## [WHAT IS NEEDED]
List each line of the data in which the string "status" appears.
*** Opening of RECORD EXTRACTS ***
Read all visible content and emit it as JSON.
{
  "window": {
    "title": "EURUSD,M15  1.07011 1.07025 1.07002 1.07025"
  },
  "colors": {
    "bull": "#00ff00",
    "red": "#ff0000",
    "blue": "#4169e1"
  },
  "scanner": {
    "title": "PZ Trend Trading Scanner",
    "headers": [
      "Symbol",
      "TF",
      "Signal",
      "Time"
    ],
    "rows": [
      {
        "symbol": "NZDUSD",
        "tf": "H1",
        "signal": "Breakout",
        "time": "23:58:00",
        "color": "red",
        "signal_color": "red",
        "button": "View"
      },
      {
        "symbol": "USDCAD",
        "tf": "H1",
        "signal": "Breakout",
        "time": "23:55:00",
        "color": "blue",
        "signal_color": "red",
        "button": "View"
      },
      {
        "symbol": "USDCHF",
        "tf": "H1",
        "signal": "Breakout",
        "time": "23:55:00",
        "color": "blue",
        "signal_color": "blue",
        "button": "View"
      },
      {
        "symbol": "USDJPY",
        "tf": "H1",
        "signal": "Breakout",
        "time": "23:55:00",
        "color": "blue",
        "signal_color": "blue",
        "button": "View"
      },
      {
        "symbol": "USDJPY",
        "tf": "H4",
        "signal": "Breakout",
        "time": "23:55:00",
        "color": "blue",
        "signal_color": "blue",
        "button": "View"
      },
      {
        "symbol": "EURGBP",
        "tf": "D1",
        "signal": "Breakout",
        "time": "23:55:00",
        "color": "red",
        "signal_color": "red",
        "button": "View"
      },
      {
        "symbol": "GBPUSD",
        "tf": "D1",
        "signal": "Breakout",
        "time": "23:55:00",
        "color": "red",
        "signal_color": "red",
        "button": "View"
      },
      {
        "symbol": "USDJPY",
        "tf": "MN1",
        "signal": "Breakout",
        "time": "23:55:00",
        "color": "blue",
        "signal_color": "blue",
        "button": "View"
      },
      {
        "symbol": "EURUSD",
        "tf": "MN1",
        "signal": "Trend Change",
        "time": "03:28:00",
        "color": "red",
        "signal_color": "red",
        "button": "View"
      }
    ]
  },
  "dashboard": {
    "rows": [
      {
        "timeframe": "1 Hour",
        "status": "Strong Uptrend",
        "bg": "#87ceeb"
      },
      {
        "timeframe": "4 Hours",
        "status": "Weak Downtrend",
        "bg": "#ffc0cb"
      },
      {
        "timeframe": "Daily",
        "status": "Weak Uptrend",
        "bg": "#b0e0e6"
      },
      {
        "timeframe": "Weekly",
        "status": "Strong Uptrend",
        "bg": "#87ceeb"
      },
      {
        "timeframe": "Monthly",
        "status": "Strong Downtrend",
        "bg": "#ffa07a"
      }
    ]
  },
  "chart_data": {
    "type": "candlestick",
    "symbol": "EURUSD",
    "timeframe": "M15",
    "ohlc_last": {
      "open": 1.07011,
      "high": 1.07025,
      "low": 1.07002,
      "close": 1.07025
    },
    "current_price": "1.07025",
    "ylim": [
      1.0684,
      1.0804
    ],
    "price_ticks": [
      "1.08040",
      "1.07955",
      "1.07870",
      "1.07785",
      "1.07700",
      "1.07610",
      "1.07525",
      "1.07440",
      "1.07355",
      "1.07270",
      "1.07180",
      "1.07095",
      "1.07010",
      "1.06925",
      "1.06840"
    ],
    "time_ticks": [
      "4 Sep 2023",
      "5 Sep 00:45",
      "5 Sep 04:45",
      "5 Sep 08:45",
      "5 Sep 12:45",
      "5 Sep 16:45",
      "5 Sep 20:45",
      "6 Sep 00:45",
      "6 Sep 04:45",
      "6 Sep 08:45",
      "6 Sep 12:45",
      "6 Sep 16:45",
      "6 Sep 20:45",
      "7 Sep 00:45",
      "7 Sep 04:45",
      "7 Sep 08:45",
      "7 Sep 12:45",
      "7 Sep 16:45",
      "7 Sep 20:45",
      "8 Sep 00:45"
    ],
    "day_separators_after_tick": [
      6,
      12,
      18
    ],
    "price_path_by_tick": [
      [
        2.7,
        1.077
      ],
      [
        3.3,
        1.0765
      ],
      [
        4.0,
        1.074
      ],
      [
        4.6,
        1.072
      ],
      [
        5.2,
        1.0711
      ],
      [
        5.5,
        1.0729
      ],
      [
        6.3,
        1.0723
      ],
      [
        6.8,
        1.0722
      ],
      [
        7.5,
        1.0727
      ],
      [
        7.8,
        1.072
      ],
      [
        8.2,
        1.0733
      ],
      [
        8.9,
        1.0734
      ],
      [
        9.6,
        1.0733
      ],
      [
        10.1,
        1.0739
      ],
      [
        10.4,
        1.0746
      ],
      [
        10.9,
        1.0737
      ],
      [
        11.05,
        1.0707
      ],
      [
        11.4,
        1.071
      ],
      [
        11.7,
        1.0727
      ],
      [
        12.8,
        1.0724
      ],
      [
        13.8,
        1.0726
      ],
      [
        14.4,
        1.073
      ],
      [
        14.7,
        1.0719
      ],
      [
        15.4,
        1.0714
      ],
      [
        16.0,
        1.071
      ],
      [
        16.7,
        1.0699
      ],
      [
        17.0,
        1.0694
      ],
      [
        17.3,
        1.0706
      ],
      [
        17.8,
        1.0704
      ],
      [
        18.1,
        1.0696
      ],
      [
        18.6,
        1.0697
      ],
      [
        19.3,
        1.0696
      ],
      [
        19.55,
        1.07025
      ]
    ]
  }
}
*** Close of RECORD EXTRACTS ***
## [ANSWER FOR THE TASK]
        "status": "Strong Uptrend",
        "status": "Weak Downtrend",
        "status": "Weak Uptrend",
        "status": "Strong Uptrend",
        "status": "Strong Downtrend",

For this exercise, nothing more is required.